When an employee returns to work after a continuous CFRA leave, the employer may require the employee to produce a medical release to return-to-work, but only if it is required from other employees returning to work after illness, injury, or disability, and is not prohibited by a collective bargaining agreement. A medical release is not required upon return from every intermittent CFRA leave, but may be required every 30 days based upon reasonable safety concerns for the employee. A fitness-for-duty examination cannot be required as a condition of reinstatement, but it may be required after an employee returns to work if it is job-related and consistent with a business necessity.
The amended regulations provide much greater detail regarding prohibited “retaliation” and “interference” with an employee’s exercise of CFRA rights. Prohibited conduct by an employer includes: interfering with an employee’s right to take CFRA leave, retaliation or discrimination against an employee for requesting or taking CFRA leave, or requesting that employees “waive” their CFRA leave rights. Notably, the CFRA regulations now expressly affirm that an employee loses his or her reinstatement rights if the employee obtained or used CFRA leave on a fraudulent basis.
The application of CFRA and other leave laws requires a fact specific inquiry and an analysis of each individual employee’s unique circumstances. Employers should consult with legal counsel if any questions arise regarding an employee’s entitlement to CFRA leave or the employer’s CFRA obligations.
For more on information on the CFRA regulations, please contact one of our nine offices located statewide. You can also visit our website, follow us on Facebook or Twitter, or download our Client News Brief App.
Darren C. Kameya
Los Angeles Office
©2015 Lozano Smith

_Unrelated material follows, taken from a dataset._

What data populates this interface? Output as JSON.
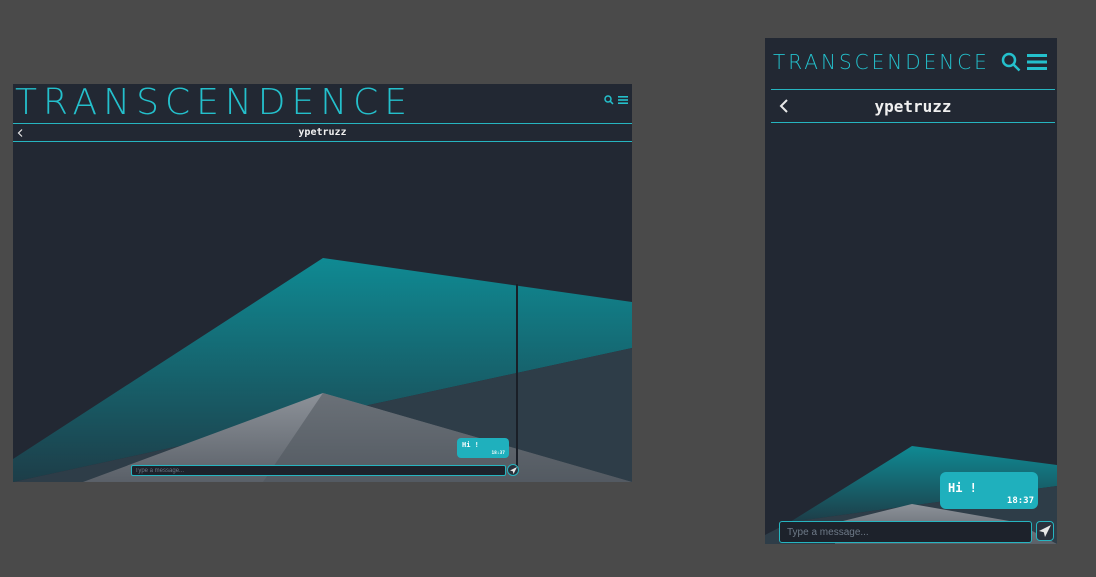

As the information contained herein is necessarily general, its application to a particular set of facts and circumstances may vary. For this reason, this News Brief does not constitute legal advice. We recommend that you consult with your counsel prior to acting on the information contained herein.